Contingency Manipulation in Discrete-trial Interventions for Children with Autism
Research funded by National Institute on Deafness and Other Communication Disorders: 1R21DC011498-01A1.
Co-Investigator: William V. Dube
A significant deficit in functional communication is one of the defining features of people diagnosed with autism, and applied behavior analysis (ABA), with a technology rooted in basic and applied research, is one of the most effective evidence-based approaches for teaching communication skills. Discrete-trial training (DTT) techniques are a mainstay of ABA. When these techniques are applied to address a person’s communication deficits, symbolic matching-to-sample (MTS) tasks are often used to teach symbolic relations between spoken words, text, and/or symbols, and their two- or three-dimensional referents.
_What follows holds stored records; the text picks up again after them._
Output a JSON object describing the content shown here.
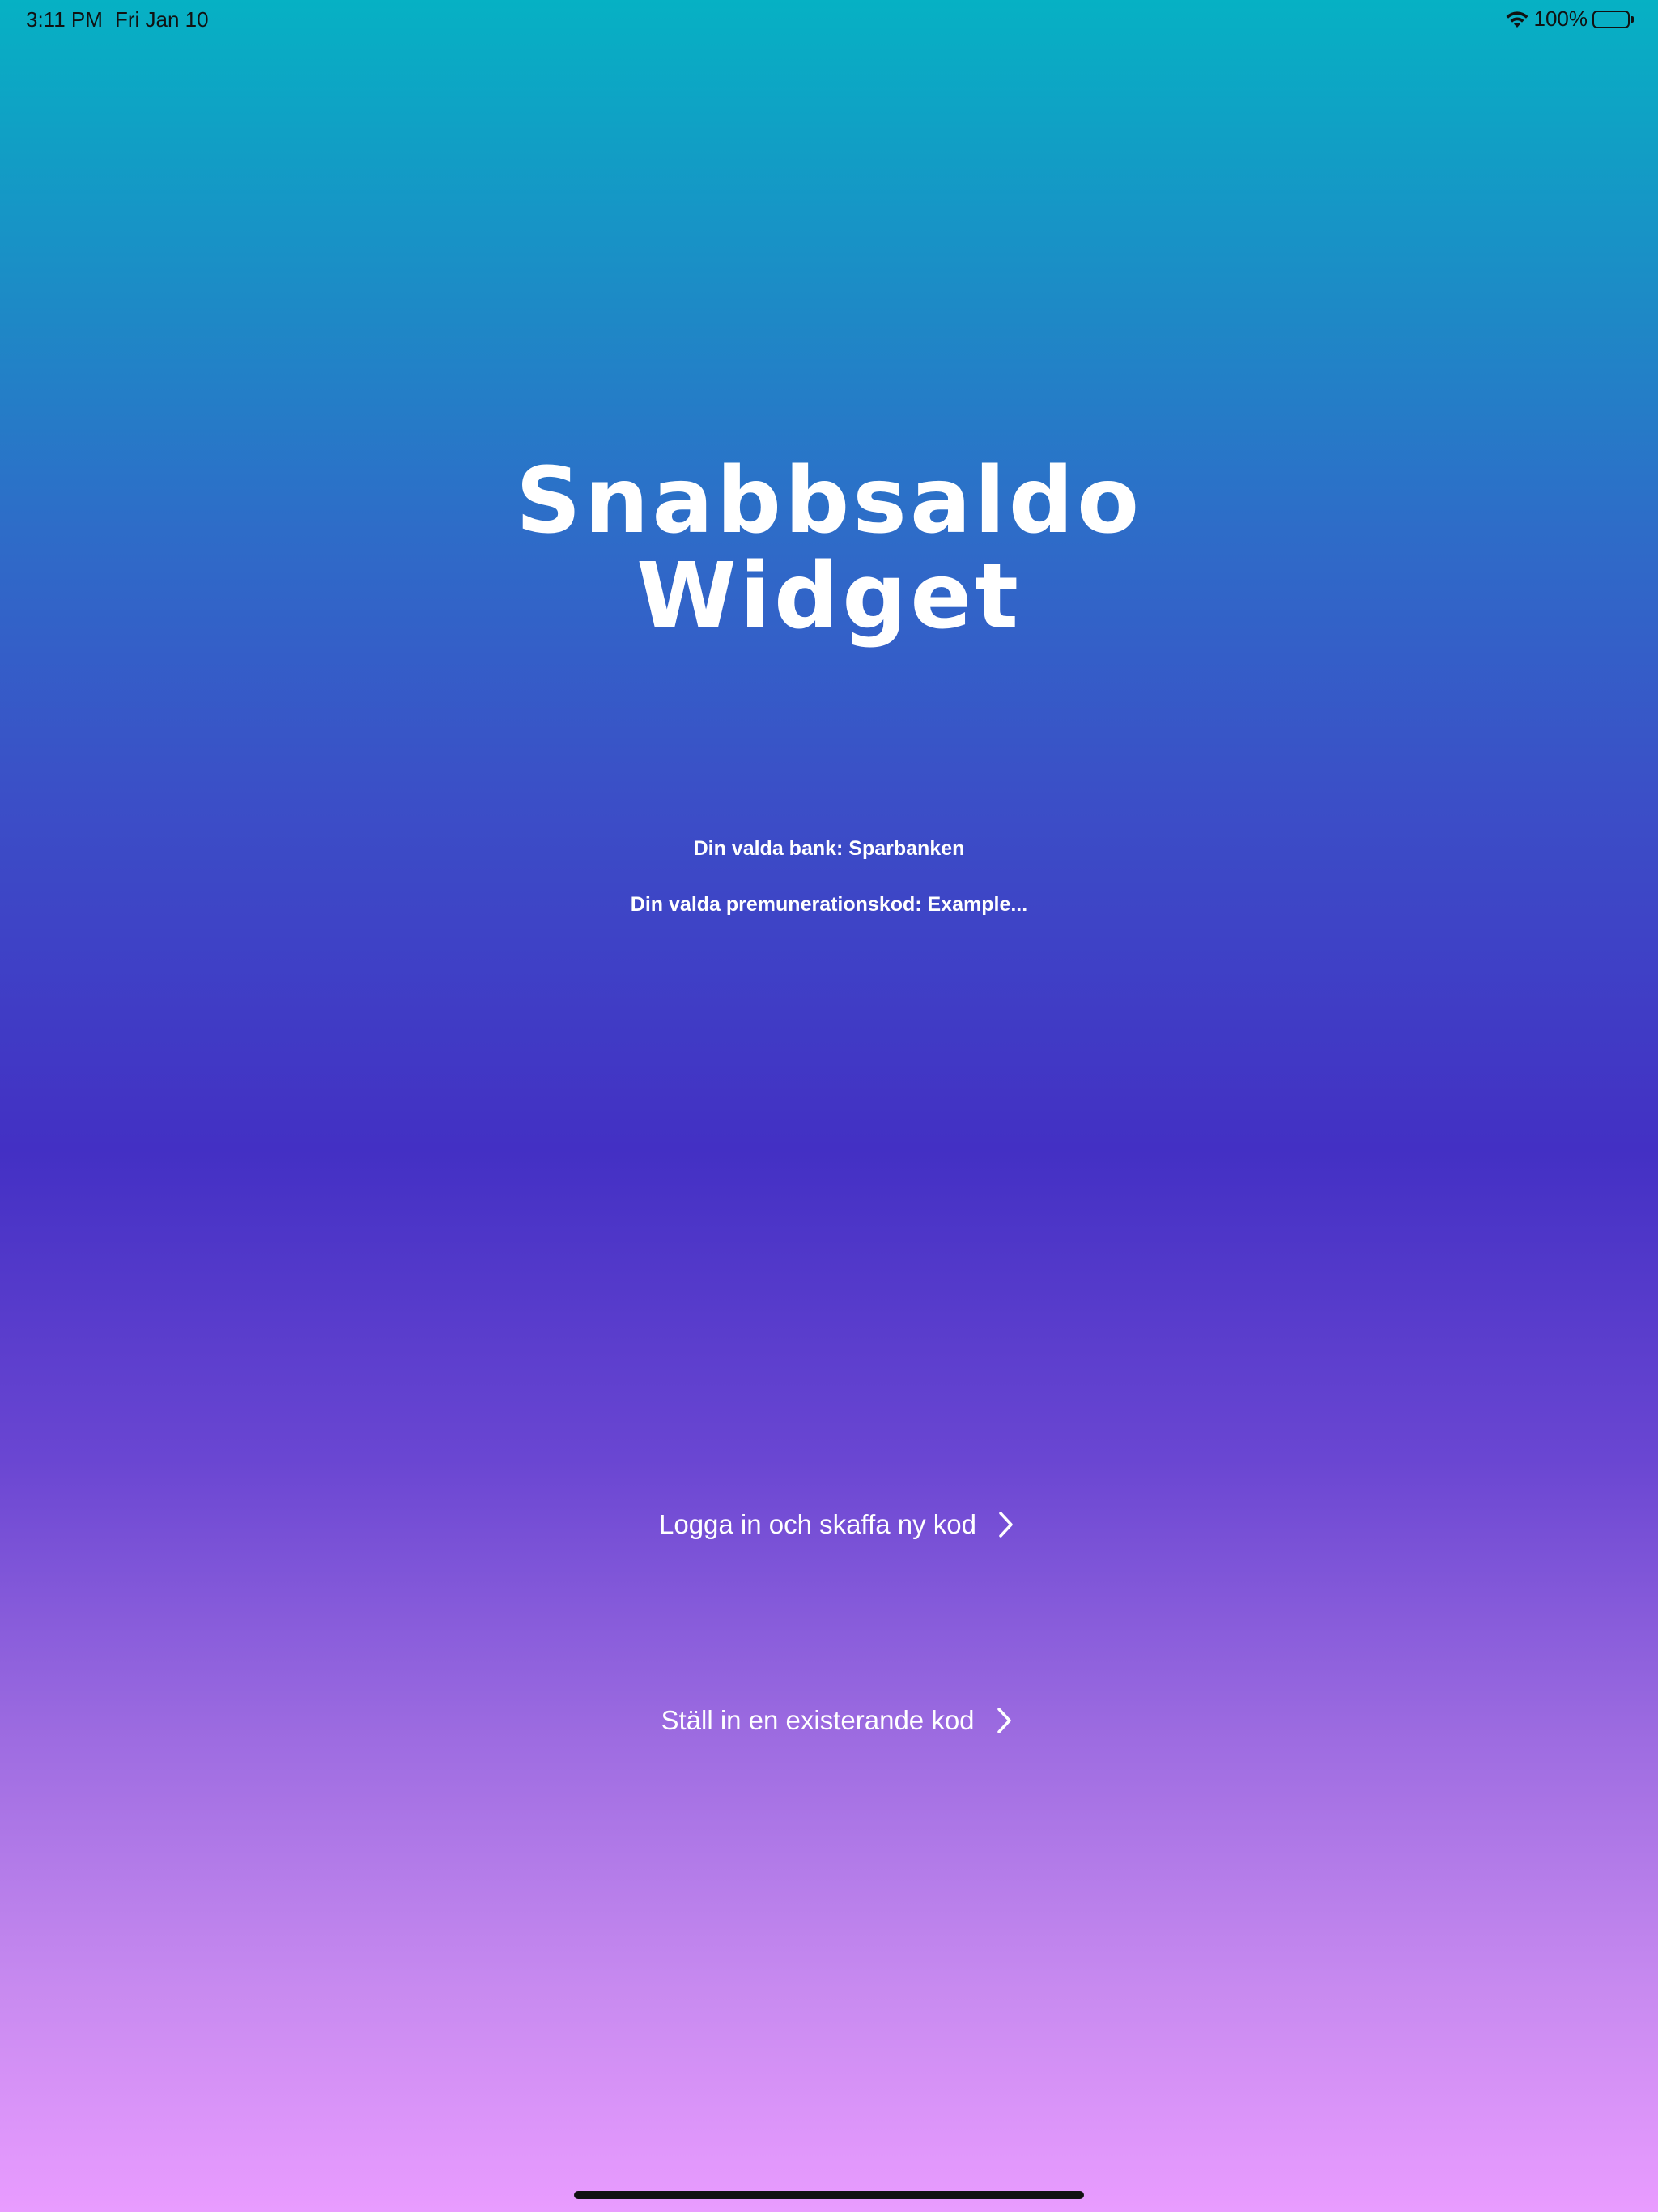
{
  "status_bar": {
    "time": "3:11 PM",
    "date": "Fri Jan 10",
    "battery": "100%",
    "battery_level": 1.0
  },
  "title": {
    "line1": "Snabbsaldo",
    "line2": "Widget"
  },
  "info": {
    "bank": "Din valda bank: Sparbanken",
    "code": "Din valda premunerationskod: Example..."
  },
  "actions": {
    "login": "Logga in och skaffa ny kod",
    "existing": "Ställ in en existerande kod"
  },
  "icons": {
    "wifi": "wifi-icon",
    "battery": "battery-icon",
    "chevron": "chevron-right-icon"
  }
}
Despite the research literature describing various laboratory-derived procedures for teaching MTS (e.g., stimulus fading, stimulus shaping, delayed prompting), these procedures have not been widely adopted in special education classrooms because they are either procedurally complex, are impractical for specific teaching tasks, and/or are contraindicated when students have a history of prompt dependency. Consequently, table-top methods involving mainly trial-and-error learning are most often employed, and that situation seems likely to continue for the foreseeable future. Unfortunately, only a few published studies have examined how the efficacy of this basic method can be enhanced by manipulating the consequences arranged for correct responses and errors, but these studies suggest significant potential for improvement. The present research addresses this knowledge gap. It involves a component analysis of the error- and preference-correction procedures that have supplemented trial-and-error training on MTS tasks with a view to identifying the behavioral processes underlying their effectiveness. Three laboratory studies will each use children with Autism and compare their rates of learning the intended stimulus associations across MTS procedures that differ with respect to an isolated and exaggerated feature of some correction technique. The independent measures of conditional stimulus-control and response bias offered in recent quantitative models of MTS performance will be used to monitor changes in participants' performance with increasing exposure to the procedures, and the procedures will be arranged in an alternating-treatments design. These experiments will determine: (1) whether error-correction trials serve a punitive or a practice function by comparing the efficacy of immediate correction with delayed correction, (2) whether the remedial effects of the standard error-correction procedure accrue from preventing the development of stimulus or position biases by controlling relevant distributions of reinforcers, (3) whether explicitly increasing the opportunities for errors to extinguish, and/or increasing stimulus observing requirements, on error-correction trials enhances their efficacy. A fourth study, conducted in a classroom using special-education teachers and educationally-relevant stimuli, will assess the social validity of an effective correction procedure from the lab studies. An anticipated outcome of this research is the design and empirical validation of procedures that can either stand alone or supplement others (including those aiming to train in an "errorless" manner) to speed the learning of MTS tasks in people with moderate to severe autism.